◆ **Description of the task**: Print out the records in full, keeping each word unchanged.

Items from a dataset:
==*==

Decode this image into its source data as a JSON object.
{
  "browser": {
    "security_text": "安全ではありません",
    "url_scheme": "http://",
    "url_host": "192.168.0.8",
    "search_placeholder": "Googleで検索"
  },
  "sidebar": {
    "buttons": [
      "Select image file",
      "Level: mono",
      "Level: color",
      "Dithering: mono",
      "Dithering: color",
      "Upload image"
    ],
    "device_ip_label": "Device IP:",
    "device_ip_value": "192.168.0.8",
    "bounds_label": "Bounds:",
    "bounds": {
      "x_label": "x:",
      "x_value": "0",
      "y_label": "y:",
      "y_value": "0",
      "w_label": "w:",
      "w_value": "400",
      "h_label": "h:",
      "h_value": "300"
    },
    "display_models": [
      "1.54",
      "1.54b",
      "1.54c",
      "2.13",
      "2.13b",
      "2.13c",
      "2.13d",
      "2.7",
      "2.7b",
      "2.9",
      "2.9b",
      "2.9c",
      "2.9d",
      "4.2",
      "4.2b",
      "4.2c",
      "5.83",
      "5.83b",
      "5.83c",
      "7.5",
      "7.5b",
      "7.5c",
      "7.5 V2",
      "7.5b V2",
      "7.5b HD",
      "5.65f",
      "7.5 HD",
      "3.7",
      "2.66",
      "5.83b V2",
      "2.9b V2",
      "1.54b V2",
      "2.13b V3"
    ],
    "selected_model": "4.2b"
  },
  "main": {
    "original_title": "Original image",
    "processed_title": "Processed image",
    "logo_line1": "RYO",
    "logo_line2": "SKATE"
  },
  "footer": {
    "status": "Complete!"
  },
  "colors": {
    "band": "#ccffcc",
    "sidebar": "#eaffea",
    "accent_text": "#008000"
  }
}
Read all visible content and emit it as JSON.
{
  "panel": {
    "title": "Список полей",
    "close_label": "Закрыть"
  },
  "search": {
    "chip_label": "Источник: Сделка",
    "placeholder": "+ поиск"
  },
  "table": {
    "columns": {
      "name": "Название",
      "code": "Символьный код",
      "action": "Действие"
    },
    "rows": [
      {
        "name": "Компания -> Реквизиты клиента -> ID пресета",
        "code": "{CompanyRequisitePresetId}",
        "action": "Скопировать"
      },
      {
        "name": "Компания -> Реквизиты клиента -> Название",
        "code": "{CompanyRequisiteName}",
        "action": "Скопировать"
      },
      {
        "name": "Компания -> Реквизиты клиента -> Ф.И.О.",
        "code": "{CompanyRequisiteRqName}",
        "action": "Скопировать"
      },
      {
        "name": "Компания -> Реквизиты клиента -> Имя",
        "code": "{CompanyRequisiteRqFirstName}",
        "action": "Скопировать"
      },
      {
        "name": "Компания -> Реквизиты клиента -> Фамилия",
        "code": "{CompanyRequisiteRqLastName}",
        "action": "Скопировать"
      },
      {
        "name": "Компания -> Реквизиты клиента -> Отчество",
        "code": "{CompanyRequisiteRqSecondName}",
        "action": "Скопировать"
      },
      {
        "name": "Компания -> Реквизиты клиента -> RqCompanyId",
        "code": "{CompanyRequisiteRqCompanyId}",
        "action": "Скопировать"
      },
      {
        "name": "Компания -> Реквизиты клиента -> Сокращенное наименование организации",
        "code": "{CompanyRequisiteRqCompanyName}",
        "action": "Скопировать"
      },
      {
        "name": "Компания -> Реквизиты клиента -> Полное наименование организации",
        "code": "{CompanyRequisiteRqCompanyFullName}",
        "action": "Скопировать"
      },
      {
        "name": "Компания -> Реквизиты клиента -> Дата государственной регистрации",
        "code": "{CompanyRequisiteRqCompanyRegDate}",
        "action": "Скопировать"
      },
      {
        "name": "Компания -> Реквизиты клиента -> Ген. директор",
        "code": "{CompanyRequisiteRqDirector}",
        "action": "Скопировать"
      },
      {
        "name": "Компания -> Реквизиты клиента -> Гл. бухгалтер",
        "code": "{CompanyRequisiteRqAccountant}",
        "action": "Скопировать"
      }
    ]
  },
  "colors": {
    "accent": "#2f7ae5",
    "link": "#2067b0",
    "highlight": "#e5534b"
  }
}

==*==

◆ **Response box**:
Decode this image into its source data as a JSON object.
{
  "browser": {
    "security_text": "安全ではありません",
    "url_scheme": "http://",
    "url_host": "192.168.0.8",
    "search_placeholder": "Googleで検索"
  },
  "sidebar": {
    "buttons": [
      "Select image file",
      "Level: mono",
      "Level: color",
      "Dithering: mono",
      "Dithering: color",
      "Upload image"
    ],
    "device_ip_label": "Device IP:",
    "device_ip_value": "192.168.0.8",
    "bounds_label": "Bounds:",
    "bounds": {
      "x_label": "x:",
      "x_value": "0",
      "y_label": "y:",
      "y_value": "0",
      "w_label": "w:",
      "w_value": "400",
      "h_label": "h:",
      "h_value": "300"
    },
    "display_models": [
      "1.54",
      "1.54b",
      "1.54c",
      "2.13",
      "2.13b",
      "2.13c",
      "2.13d",
      "2.7",
      "2.7b",
      "2.9",
      "2.9b",
      "2.9c",
      "2.9d",
      "4.2",
      "4.2b",
      "4.2c",
      "5.83",
      "5.83b",
      "5.83c",
      "7.5",
      "7.5b",
      "7.5c",
      "7.5 V2",
      "7.5b V2",
      "7.5b HD",
      "5.65f",
      "7.5 HD",
      "3.7",
      "2.66",
      "5.83b V2",
      "2.9b V2",
      "1.54b V2",
      "2.13b V3"
    ],
    "selected_model": "4.2b"
  },
  "main": {
    "original_title": "Original image",
    "processed_title": "Processed image",
    "logo_line1": "RYO",
    "logo_line2": "SKATE"
  },
  "footer": {
    "status": "Complete!"
  },
  "colors": {
    "band": "#ccffcc",
    "sidebar": "#eaffea",
    "accent_text": "#008000"
  }
}
Read all visible content and emit it as JSON.
{
  "panel": {
    "title": "Список полей",
    "close_label": "Закрыть"
  },
  "search": {
    "chip_label": "Источник: Сделка",
    "placeholder": "+ поиск"
  },
  "table": {
    "columns": {
      "name": "Название",
      "code": "Символьный код",
      "action": "Действие"
    },
    "rows": [
      {
        "name": "Компания -> Реквизиты клиента -> ID пресета",
        "code": "{CompanyRequisitePresetId}",
        "action": "Скопировать"
      },
      {
        "name": "Компания -> Реквизиты клиента -> Название",
        "code": "{CompanyRequisiteName}",
        "action": "Скопировать"
      },
      {
        "name": "Компания -> Реквизиты клиента -> Ф.И.О.",
        "code": "{CompanyRequisiteRqName}",
        "action": "Скопировать"
      },
      {
        "name": "Компания -> Реквизиты клиента -> Имя",
        "code": "{CompanyRequisiteRqFirstName}",
        "action": "Скопировать"
      },
      {
        "name": "Компания -> Реквизиты клиента -> Фамилия",
        "code": "{CompanyRequisiteRqLastName}",
        "action": "Скопировать"
      },
      {
        "name": "Компания -> Реквизиты клиента -> Отчество",
        "code": "{CompanyRequisiteRqSecondName}",
        "action": "Скопировать"
      },
      {
        "name": "Компания -> Реквизиты клиента -> RqCompanyId",
        "code": "{CompanyRequisiteRqCompanyId}",
        "action": "Скопировать"
      },
      {
        "name": "Компания -> Реквизиты клиента -> Сокращенное наименование организации",
        "code": "{CompanyRequisiteRqCompanyName}",
        "action": "Скопировать"
      },
      {
        "name": "Компания -> Реквизиты клиента -> Полное наименование организации",
        "code": "{CompanyRequisiteRqCompanyFullName}",
        "action": "Скопировать"
      },
      {
        "name": "Компания -> Реквизиты клиента -> Дата государственной регистрации",
        "code": "{CompanyRequisiteRqCompanyRegDate}",
        "action": "Скопировать"
      },
      {
        "name": "Компания -> Реквизиты клиента -> Ген. директор",
        "code": "{CompanyRequisiteRqDirector}",
        "action": "Скопировать"
      },
      {
        "name": "Компания -> Реквизиты клиента -> Гл. бухгалтер",
        "code": "{CompanyRequisiteRqAccountant}",
        "action": "Скопировать"
      }
    ]
  },
  "colors": {
    "accent": "#2f7ae5",
    "link": "#2067b0",
    "highlight": "#e5534b"
  }
}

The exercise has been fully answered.